- [RECORDS TO PROCESS]
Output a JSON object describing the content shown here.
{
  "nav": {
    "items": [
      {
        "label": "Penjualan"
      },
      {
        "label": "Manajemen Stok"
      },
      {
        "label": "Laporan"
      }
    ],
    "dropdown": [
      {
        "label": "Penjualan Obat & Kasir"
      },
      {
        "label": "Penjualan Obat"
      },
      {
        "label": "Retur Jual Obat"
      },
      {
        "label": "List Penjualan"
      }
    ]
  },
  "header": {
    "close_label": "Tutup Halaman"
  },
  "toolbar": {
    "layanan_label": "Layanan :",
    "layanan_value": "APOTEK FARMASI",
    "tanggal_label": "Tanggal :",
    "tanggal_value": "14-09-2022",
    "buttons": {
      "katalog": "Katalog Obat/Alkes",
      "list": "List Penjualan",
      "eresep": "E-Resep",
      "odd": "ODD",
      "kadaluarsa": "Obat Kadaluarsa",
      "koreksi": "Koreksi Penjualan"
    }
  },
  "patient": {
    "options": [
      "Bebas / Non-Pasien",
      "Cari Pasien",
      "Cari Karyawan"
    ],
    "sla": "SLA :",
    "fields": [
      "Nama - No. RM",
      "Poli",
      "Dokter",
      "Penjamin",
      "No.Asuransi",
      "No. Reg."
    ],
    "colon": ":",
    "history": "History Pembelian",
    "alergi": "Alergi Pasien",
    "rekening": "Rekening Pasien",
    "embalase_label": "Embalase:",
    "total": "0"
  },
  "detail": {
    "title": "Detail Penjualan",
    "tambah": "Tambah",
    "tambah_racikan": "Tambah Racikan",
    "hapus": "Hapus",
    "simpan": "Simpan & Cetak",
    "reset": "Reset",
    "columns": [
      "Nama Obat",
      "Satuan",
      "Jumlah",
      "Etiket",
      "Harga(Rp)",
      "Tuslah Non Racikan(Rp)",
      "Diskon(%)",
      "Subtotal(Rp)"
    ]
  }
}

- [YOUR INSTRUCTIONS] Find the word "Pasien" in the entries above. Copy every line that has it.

- [SOLVED EXERCISE]
      "Bebas / Non-Pasien",
      "Cari Pasien",
    "alergi": "Alergi Pasien",
    "rekening": "Rekening Pasien",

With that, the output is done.